How does the laser spectrometer work?

The explanation starts at the atomic level of the rocks. Atoms of each element on the periodic table, specifically the electrons encircling these atoms, can be energized by heat, x-rays, and other energy sources. When the source of that energy is removed, the electrons lose this energy and give it off in the form of light. This light has different frequencies, or colors, that are specific to what element they are (see Figure 1 for an example). For example, sodium atoms will give off a characteristic yellow color, which is why certain types of streetlights look yellowish. But how does this tie into helping us pick out the best samples for our research?

In this case, the laser part of the laser spectrometer is a great energy source for exciting atoms and figuring out what elements, and how much of each, are in a rock. The laser is powerful, so not only does it excite atoms of the rock sample being tested, it blasts a very small crater in the surface of the rock (Figure 2). The area sampled is very small, so only a small amount of light is emitted from the atoms. This means that the laser and sample have to sit in a completely dark chamber in order for the light to be seen, measured, and recorded.

When the atoms give off these small amounts of light, fiber optic detectors aimed at the laser spot on the rock transmit the light to several spectrometers, which can see the different frequencies of light (a spectrum) and how much (how intense) the different frequencies are (for schematic, see Figure 3). Since we know what elements give off what frequencies, we can identify what is in a sample using the laser (Figure 4).

But how can you figure out how much is there?

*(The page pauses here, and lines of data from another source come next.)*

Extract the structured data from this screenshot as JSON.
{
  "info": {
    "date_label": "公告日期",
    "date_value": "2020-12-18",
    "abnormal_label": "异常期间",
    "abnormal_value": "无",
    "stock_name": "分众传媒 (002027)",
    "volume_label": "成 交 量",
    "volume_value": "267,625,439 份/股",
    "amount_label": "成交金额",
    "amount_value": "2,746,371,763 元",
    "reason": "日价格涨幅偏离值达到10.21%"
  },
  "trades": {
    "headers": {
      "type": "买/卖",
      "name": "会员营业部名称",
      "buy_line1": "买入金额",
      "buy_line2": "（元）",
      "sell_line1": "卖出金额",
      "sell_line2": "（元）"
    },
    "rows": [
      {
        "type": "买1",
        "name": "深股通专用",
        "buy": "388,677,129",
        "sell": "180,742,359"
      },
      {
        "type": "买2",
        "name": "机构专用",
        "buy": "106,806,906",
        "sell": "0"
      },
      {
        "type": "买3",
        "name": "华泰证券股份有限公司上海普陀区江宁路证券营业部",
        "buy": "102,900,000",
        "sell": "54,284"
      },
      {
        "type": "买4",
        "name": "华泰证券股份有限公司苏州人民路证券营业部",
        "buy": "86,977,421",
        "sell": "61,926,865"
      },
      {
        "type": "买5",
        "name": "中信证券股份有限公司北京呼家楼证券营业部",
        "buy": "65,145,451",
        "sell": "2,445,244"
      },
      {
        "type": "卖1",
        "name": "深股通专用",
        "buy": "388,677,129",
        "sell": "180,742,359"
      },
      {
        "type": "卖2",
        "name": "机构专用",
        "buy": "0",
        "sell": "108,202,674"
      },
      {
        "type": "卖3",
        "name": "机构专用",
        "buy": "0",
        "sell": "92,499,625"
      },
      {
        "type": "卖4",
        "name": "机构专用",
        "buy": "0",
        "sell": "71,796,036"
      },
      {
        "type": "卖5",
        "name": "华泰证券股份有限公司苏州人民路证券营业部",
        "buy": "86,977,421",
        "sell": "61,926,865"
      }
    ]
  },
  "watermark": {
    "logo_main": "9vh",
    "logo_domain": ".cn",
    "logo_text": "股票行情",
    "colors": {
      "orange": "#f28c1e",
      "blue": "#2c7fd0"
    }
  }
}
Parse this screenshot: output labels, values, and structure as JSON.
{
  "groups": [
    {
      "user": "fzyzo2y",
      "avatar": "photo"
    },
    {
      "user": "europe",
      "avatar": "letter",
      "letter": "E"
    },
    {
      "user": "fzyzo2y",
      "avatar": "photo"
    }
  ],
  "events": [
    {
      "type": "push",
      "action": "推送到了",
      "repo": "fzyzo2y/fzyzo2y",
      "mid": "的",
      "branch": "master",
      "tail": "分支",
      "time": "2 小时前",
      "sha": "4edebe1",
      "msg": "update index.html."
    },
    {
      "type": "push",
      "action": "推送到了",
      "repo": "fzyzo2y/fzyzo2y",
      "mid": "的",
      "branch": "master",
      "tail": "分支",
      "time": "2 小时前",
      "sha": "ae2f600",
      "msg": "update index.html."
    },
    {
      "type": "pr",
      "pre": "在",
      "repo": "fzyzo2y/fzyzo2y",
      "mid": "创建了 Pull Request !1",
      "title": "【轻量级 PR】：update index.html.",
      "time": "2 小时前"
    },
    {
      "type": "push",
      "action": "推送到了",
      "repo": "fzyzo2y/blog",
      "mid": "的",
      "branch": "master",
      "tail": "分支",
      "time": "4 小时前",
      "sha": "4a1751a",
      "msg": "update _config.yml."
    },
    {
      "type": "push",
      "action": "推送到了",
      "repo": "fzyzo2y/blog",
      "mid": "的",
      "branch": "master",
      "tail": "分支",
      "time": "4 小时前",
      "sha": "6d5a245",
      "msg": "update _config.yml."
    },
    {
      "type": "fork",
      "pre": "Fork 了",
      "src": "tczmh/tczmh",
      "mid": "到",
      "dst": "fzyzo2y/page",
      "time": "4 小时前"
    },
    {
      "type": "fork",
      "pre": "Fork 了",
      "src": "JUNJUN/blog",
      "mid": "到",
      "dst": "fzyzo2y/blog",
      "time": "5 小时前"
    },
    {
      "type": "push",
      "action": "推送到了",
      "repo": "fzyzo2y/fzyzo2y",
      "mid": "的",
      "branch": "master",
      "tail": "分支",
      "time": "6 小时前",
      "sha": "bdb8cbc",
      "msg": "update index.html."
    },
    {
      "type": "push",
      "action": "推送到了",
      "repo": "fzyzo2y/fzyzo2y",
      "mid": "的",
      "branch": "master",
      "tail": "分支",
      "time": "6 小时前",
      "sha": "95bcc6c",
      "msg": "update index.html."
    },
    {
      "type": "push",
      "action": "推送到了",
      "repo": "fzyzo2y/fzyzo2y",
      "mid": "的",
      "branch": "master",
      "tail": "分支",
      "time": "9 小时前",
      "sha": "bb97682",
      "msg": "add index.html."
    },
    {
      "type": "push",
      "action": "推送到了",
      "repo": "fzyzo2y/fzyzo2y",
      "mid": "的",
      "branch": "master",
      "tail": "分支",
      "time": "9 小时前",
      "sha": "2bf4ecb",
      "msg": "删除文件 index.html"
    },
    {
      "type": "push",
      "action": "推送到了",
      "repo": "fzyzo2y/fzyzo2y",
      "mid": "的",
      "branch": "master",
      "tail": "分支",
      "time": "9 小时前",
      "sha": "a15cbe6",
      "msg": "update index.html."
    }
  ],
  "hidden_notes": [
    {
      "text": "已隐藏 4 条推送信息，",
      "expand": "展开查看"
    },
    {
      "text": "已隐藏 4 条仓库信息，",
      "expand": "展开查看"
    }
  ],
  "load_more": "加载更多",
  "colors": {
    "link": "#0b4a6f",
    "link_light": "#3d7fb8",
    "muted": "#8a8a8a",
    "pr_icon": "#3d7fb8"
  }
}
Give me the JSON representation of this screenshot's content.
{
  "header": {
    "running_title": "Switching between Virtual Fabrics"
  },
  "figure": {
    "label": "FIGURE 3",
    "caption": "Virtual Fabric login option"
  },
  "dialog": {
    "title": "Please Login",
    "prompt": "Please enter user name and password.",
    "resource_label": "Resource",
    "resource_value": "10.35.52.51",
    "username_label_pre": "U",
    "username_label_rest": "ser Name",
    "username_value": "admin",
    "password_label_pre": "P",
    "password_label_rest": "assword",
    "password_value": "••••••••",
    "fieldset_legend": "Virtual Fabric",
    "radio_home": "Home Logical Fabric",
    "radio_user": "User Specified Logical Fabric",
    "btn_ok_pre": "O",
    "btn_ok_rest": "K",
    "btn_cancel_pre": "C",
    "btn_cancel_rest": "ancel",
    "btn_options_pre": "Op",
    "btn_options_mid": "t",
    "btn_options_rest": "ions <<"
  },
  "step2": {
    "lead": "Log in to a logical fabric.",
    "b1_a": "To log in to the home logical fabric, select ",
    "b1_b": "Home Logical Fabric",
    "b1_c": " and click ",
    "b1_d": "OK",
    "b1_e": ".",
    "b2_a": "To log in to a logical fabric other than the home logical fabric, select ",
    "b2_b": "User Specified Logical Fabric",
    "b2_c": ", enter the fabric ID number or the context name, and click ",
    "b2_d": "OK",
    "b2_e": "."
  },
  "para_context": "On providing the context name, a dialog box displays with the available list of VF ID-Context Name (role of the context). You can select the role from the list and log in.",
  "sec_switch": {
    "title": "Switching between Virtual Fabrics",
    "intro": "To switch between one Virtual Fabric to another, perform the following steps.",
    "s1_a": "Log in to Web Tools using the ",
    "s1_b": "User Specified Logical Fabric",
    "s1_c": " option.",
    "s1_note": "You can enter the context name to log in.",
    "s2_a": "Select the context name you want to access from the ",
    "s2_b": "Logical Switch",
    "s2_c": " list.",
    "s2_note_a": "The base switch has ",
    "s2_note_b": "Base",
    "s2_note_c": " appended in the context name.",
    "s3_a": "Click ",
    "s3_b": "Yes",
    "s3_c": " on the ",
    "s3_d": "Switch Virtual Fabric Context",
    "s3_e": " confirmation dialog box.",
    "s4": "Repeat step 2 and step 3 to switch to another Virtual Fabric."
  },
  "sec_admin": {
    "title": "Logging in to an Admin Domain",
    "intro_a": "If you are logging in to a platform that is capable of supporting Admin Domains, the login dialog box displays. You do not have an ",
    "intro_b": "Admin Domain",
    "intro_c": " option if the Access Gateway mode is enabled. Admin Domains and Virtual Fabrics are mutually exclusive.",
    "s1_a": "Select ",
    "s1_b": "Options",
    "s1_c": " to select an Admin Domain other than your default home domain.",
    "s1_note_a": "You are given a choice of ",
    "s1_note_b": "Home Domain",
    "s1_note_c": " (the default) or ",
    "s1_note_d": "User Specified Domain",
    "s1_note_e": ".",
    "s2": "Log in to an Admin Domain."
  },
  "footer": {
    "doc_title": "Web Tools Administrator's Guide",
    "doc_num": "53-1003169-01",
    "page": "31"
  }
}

This is the tricky part. We don’t necessarily know just from the spectrum how much of each element is there. In order to figure this out, we have a set of glass chips made out of powdered, well-mixed rock samples whose compositions are well-known in the geological community. To make a glass, powdered rock is heated past its melting point and is allowed to completely melt. This melt is then cooled quickly, so no crystals start forming. These are what we call rock standards, having been measured many times by many different scientists around the world. By shooting the laser at these standards many times, we can generate an array of spectra used to calibrate the laser and then use these to estimate the compositions of unknown rocks, such as the ones we dredge out of the ocean.


So how does this help scientists?

There are several reasons for doing this instead of just taking all of the rocks we dredge:

1. Rocks are heavy and therefore expensive to ship. We can only ship so many rocks, so we have to be careful that we don’t take too many. If we take everything, we have a lot of rocks to deal with later that ultimately prove unuseful or redundant, or are not necessary to keep in the sample archive from this expedition.

2. Other scientists, over the next few years, will be seeing the research we’re working on and may have a project idea of their own, and they might want some pieces of our samples. We can use this compositional data to help figure out which samples may be most useful to them, and quickly pick them out of the long-term sample repository where the archive will be kept.

3. This is an experiment to learn the best ways to use portable/small analyzers in a field environment, and how useful such data is as a preliminary step in sample selection. Some of this remains to be seen, once we get our samples back to our labs on the mainland and can get to work!

4. Once we are back on mainland, we will obtain chemical data on some of the samples using more precise measurement methods (which can’t be taken out to sea) than the laser spectrometer. We can compare the data we gathered as a first estimate onboard to this more precise data and determine how well our methods as well as the portable equipment work for fast geochemical analyses.

How many samples were analyzed using the laser spectrometer?

559 samples (2672 total data points) were analyzed over the course of approximately three weeks of dredging. No sharks, real or fake, were harmed during this exercise.

by Val Finlayson